Trump responded with his own statement, suggesting that he was breaking up with them first anyway. It read in part: “I have decided to terminate my relationship with Macy’s because of the pressure being put on them by outside sources. While selling Trump ties and shirts at Macy’s is a small business in terms of dollar volume, my principles are far more important and therefore much more valuable. ”
Donald Trump announces presidential run
He took a couple swipes on his way out the door, though, adding that he has “never been happy about the fact that the ties and shirts are made in China” and that if he starts a new product line of his own, “I would insist that they are made in America.”
Once the Trump-branded merchandise is gone from the stores, that’s it. Collectors can still purchase his menswear — on sale! — via the Macy’s website. The decision does not effect the Ivanka Trump collection, which Macy’s also sells.
Trump drew the ire of the online masses in the days following his presidential campaign announcement, during which he referred to Mexicans who enter this country illegally as, among other derogatory things, “rapists.” In the aftermath of those comments, the Spanish language network Univision canceled its plans to air Trump’s Miss USA and Miss Universe pageants. The anti-Trump battleship, plowing ahead with 200,000 Change.org petitioners, then set its sights on NBC, which airs the beauty pageants as well as “Celebrity Apprentice,” in which Trump stars. NBC Universal, the network’s parent company, relented and announced on Monday that it was ending its partnership with Trump.
Meanwhile, the outraged were zeroing in on Macy’s.
The department store to middle America has a long history with Trump. The Donald J. Trump brand was launched in Macy’s Herald Square in 2004 with an elaborate boardroom mise en scene and great fanfare. The initial focus was on business suits — a bold move at a time when tailored menswear was overshadowed by an emphasis on Casual Friday. By no means was Trump designing the suits; he simply licensed his name to the Marcraft Apparel Group. Yet he was a surprisingly ideal brand representative: He was a public figure who had never been seen in shirt sleeves and boasted high name recognition in the mainstream, says Teri Agins, author of “Hijacking the Runway: How Celebrities Are Stealing the Spotlight From Fashion Designers.” Initially, Trump, who wore Brioni suits, saw his brand as on par with Giorgio Armani, Agins says.

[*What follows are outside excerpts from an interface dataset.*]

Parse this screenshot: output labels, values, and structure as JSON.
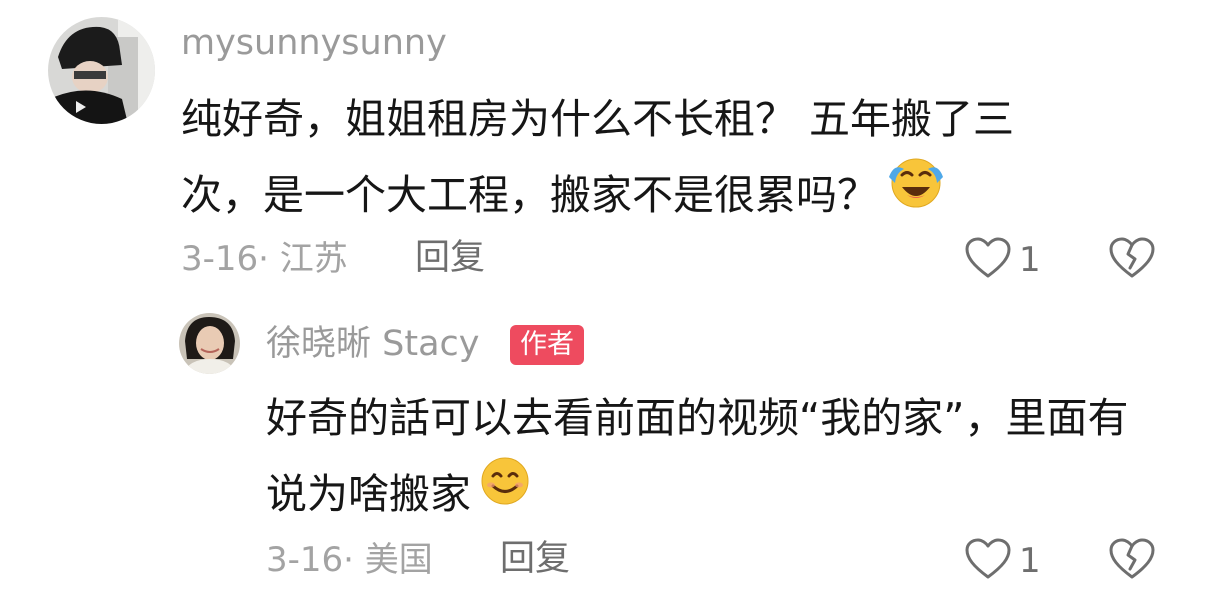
{
  "comments": [
    {
      "username": "mysunnysunny",
      "text": "纯好奇，姐姐租房为什么不长租？ 五年搬了三次，是一个大工程，搬家不是很累吗？",
      "emoji": "laughing-crying-face",
      "date_location": "3-16· 江苏",
      "reply_label": "回复",
      "like_count": "1"
    },
    {
      "username": "徐晓晰 Stacy",
      "badge": "作者",
      "text": "好奇的話可以去看前面的视频“我的家”，里面有说为啥搬家",
      "emoji": "smiling-face",
      "date_location": "3-16· 美国",
      "reply_label": "回复",
      "like_count": "1"
    }
  ],
  "colors": {
    "badge": "#ee4b5f",
    "muted_text": "#9a9a9a",
    "body_text": "#161616"
  }
}
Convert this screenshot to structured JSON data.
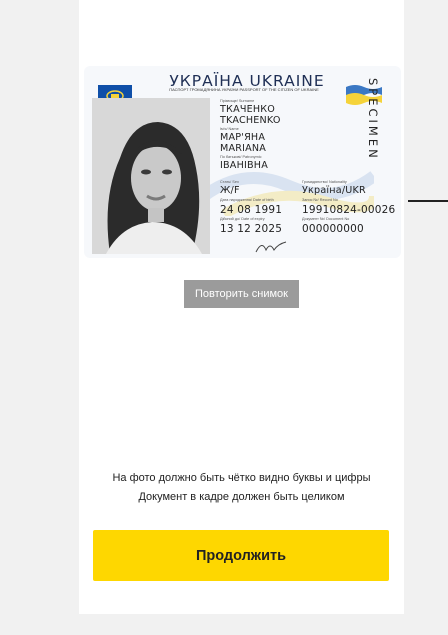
{
  "id_card": {
    "title": "УКРАЇНА UKRAINE",
    "title_sub": "ПАСПОРТ ГРОМАДЯНИНА УКРАЇНИ PASSPORT OF THE CITIZEN OF UKRAINE",
    "specimen": "SPECIMEN",
    "surname_label": "Прізвище/ Surname",
    "surname_ua": "ТКАЧЕНКО",
    "surname_en": "TKACHENKO",
    "name_label": "Ім'я/ Name",
    "name_ua": "МАР'ЯНА",
    "name_en": "MARIANA",
    "patronymic_label": "По батькові/ Patronymic",
    "patronymic": "ІВАНІВНА",
    "sex_label": "Стать/ Sex",
    "sex": "Ж/F",
    "nationality_label": "Громадянство/ Nationality",
    "nationality": "Україна/UKR",
    "dob_label": "Дата народження/ Date of birth",
    "dob": "24 08 1991",
    "record_label": "Запис №/ Record No",
    "record": "19910824-00026",
    "expiry_label": "Дійсний до/ Date of expiry",
    "expiry": "13 12 2025",
    "doc_label": "Документ №/ Document No",
    "doc": "000000000"
  },
  "retake_label": "Повторить снимок",
  "hint_line1": "На фото должно быть чётко видно буквы и цифры",
  "hint_line2": "Документ в кадре должен быть целиком",
  "continue_label": "Продолжить",
  "colors": {
    "accent": "#fed700",
    "retake_bg": "#9b9b9b",
    "panel": "#ffffff",
    "page_bg": "#f1f1f1"
  }
}
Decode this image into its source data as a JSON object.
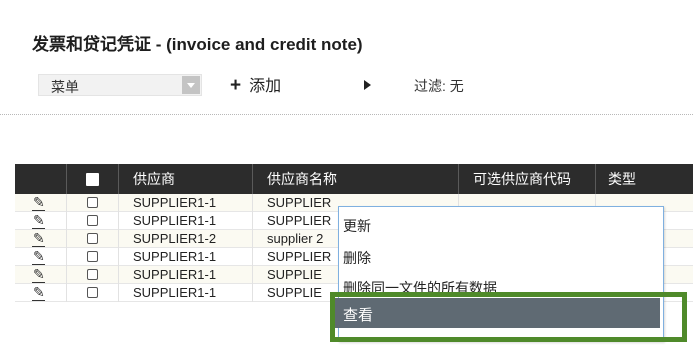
{
  "title": "发票和贷记凭证 - (invoice and credit note)",
  "toolbar": {
    "menu_label": "菜单",
    "add_label": "添加",
    "add_symbol": "+",
    "filter_label": "过滤: 无"
  },
  "table": {
    "headers": [
      "供应商",
      "供应商名称",
      "可选供应商代码",
      "类型"
    ],
    "rows": [
      {
        "supplier": "SUPPLIER1-1",
        "name": "SUPPLIER",
        "alt_code": "",
        "type": ""
      },
      {
        "supplier": "SUPPLIER1-1",
        "name": "SUPPLIER",
        "alt_code": "",
        "type": ""
      },
      {
        "supplier": "SUPPLIER1-2",
        "name": "supplier 2",
        "alt_code": "",
        "type": ""
      },
      {
        "supplier": "SUPPLIER1-1",
        "name": "SUPPLIER",
        "alt_code": "",
        "type": ""
      },
      {
        "supplier": "SUPPLIER1-1",
        "name": "SUPPLIE",
        "alt_code": "",
        "type": ""
      },
      {
        "supplier": "SUPPLIER1-1",
        "name": "SUPPLIE",
        "alt_code": "",
        "type": ""
      }
    ]
  },
  "context_menu": {
    "items": [
      "更新",
      "删除",
      "删除同一文件的所有数据",
      "查看"
    ]
  },
  "colors": {
    "header_bg": "#2c2c2c",
    "highlight_border": "#4f8a2a",
    "selected_item_bg": "#5f6a73",
    "menu_border": "#7fb0e0"
  },
  "icons": [
    "pencil-icon",
    "checkbox-icon",
    "dropdown-arrow-icon",
    "play-icon"
  ]
}
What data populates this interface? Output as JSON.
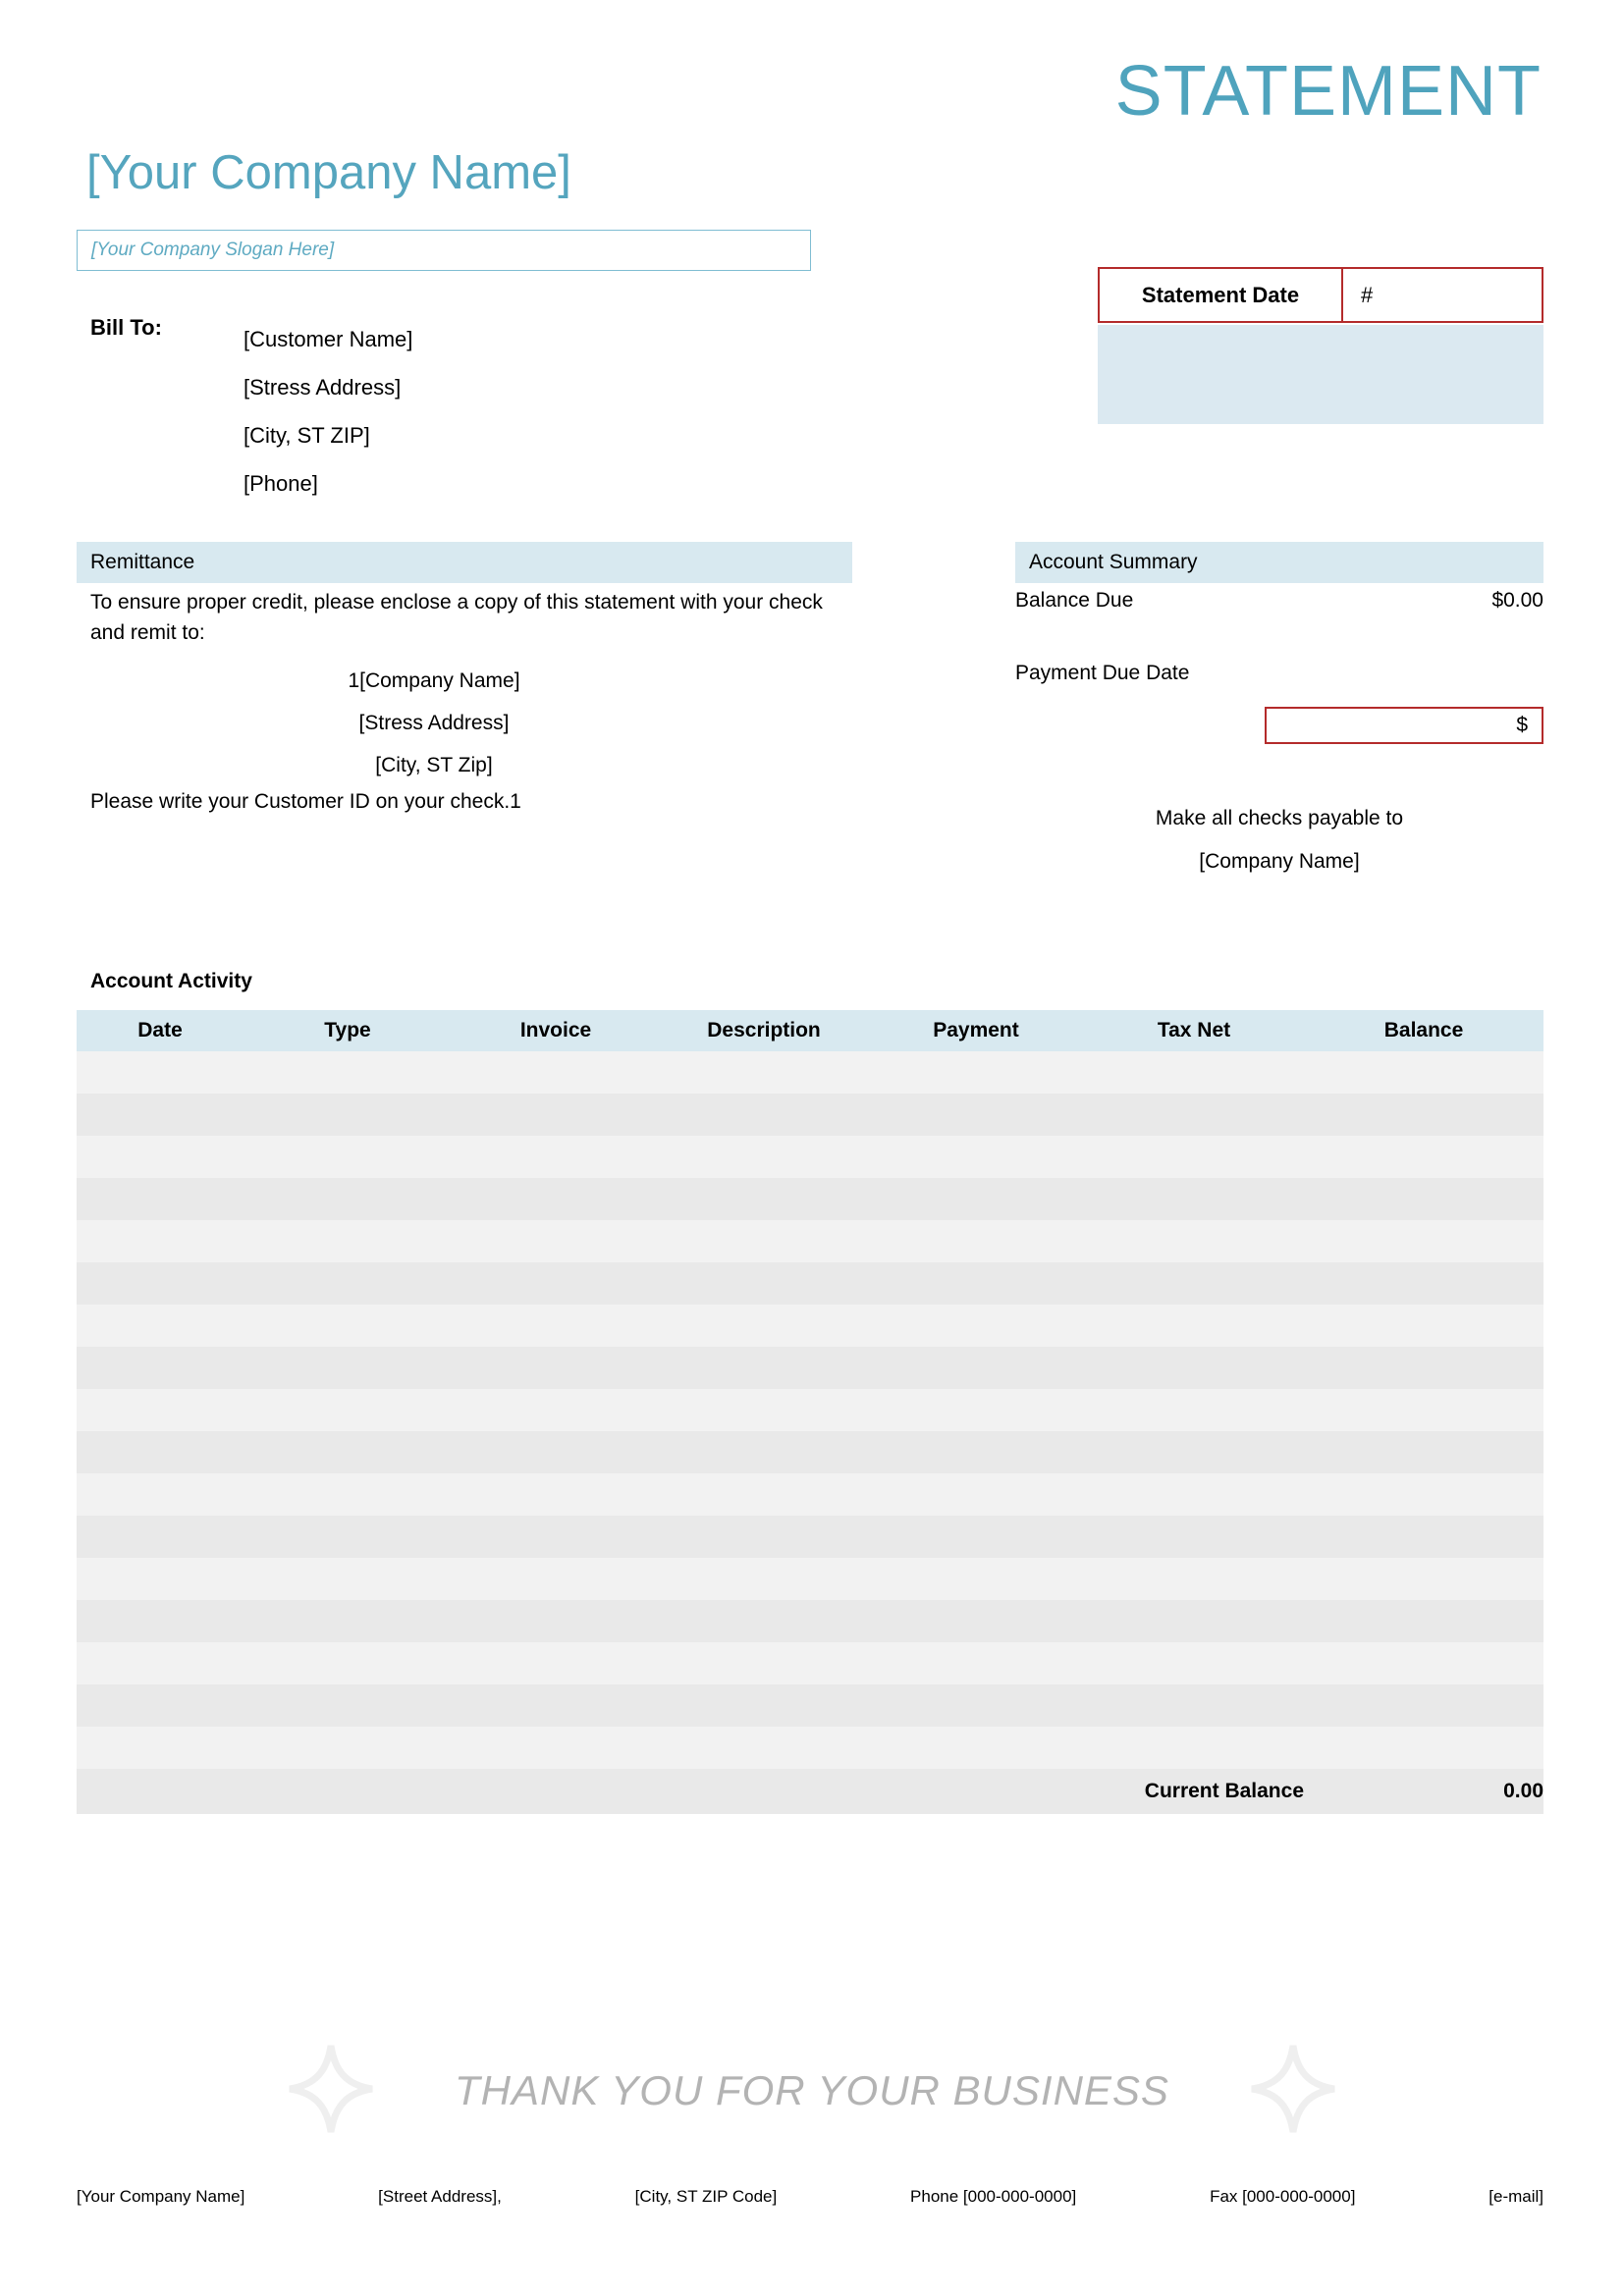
{
  "document": {
    "title": "STATEMENT",
    "company_name": "[Your Company Name]",
    "company_slogan": "[Your Company Slogan Here]"
  },
  "colors": {
    "brand_teal": "#55a5be",
    "band_blue": "#d8e9f0",
    "box_blue": "#dbe9f1",
    "accent_red": "#b42b2b",
    "row_light": "#f2f2f2",
    "row_dark": "#e9e9e9",
    "thankyou_gray": "#b3b3b3"
  },
  "statement_date": {
    "label": "Statement Date",
    "value": "#"
  },
  "bill_to": {
    "label": "Bill To:",
    "lines": [
      "[Customer Name]",
      "[Stress Address]",
      "[City, ST ZIP]",
      "[Phone]"
    ]
  },
  "remittance": {
    "heading": "Remittance",
    "intro": "To ensure proper credit, please enclose a copy of this statement with your check and remit to:",
    "address_lines": [
      "1[Company Name]",
      "[Stress Address]",
      "[City, ST Zip]"
    ],
    "note": "Please write your Customer ID on your check.1"
  },
  "account_summary": {
    "heading": "Account Summary",
    "balance_due_label": "Balance Due",
    "balance_due_value": "$0.00",
    "payment_due_date_label": "Payment Due Date",
    "payment_due_date_value": "",
    "payment_amount_symbol": "$",
    "payment_amount_value": "",
    "checks_payable_line1": "Make all checks payable to",
    "checks_payable_line2": "[Company Name]"
  },
  "account_activity": {
    "title": "Account Activity",
    "columns": [
      "Date",
      "Type",
      "Invoice",
      "Description",
      "Payment",
      "Tax Net",
      "Balance"
    ],
    "rows": [
      [
        "",
        "",
        "",
        "",
        "",
        "",
        ""
      ],
      [
        "",
        "",
        "",
        "",
        "",
        "",
        ""
      ],
      [
        "",
        "",
        "",
        "",
        "",
        "",
        ""
      ],
      [
        "",
        "",
        "",
        "",
        "",
        "",
        ""
      ],
      [
        "",
        "",
        "",
        "",
        "",
        "",
        ""
      ],
      [
        "",
        "",
        "",
        "",
        "",
        "",
        ""
      ],
      [
        "",
        "",
        "",
        "",
        "",
        "",
        ""
      ],
      [
        "",
        "",
        "",
        "",
        "",
        "",
        ""
      ],
      [
        "",
        "",
        "",
        "",
        "",
        "",
        ""
      ],
      [
        "",
        "",
        "",
        "",
        "",
        "",
        ""
      ],
      [
        "",
        "",
        "",
        "",
        "",
        "",
        ""
      ],
      [
        "",
        "",
        "",
        "",
        "",
        "",
        ""
      ],
      [
        "",
        "",
        "",
        "",
        "",
        "",
        ""
      ],
      [
        "",
        "",
        "",
        "",
        "",
        "",
        ""
      ],
      [
        "",
        "",
        "",
        "",
        "",
        "",
        ""
      ],
      [
        "",
        "",
        "",
        "",
        "",
        "",
        ""
      ],
      [
        "",
        "",
        "",
        "",
        "",
        "",
        ""
      ]
    ],
    "total_label": "Current Balance",
    "total_value": "0.00"
  },
  "thank_you": {
    "message": "THANK YOU FOR YOUR BUSINESS",
    "left_icon": "sparkle-icon",
    "right_icon": "sparkle-icon"
  },
  "footer": {
    "items": [
      "[Your Company Name]",
      "[Street Address],",
      "[City, ST ZIP Code]",
      "Phone [000-000-0000]",
      "Fax [000-000-0000]",
      "[e-mail]"
    ]
  }
}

But savvier garmentos prevailed: The money was in bulk sales. A middle manager could snag one of these suits on sale for about 300 bucks.
With his unmistakable swagger and easy flaunting of his wealth, Trump also epitomized the ostentatious — sometimes obnoxious — thrill of new money, even if his wasn’t especially new. The average Joe could understand that. Trump was aspirational.
The suits were an immediate success and were soon followed by shirts, ties and a fragrance. It was all packaged with the usual Trump bravado, which included a little card accompanying each suit which noted, in part, that it was “the ultimate achievement in clothing manufacturing” and that the Donald, himself, had signed off on the quality.
Macy’s likes to make a big deal about its celebrity brands and Trump’s has long been one of its most prominent. He was so closely associated with the department store that he appeared in the store’s Christmas advertising campaigns. The Macy’s Web site boasted everything from $69 shirts and $65 ties to $650 suits and $45 cuff links. That’s regular price, of course.
Macy’s was deep into Trump merchandise. But he was drowning in public ire.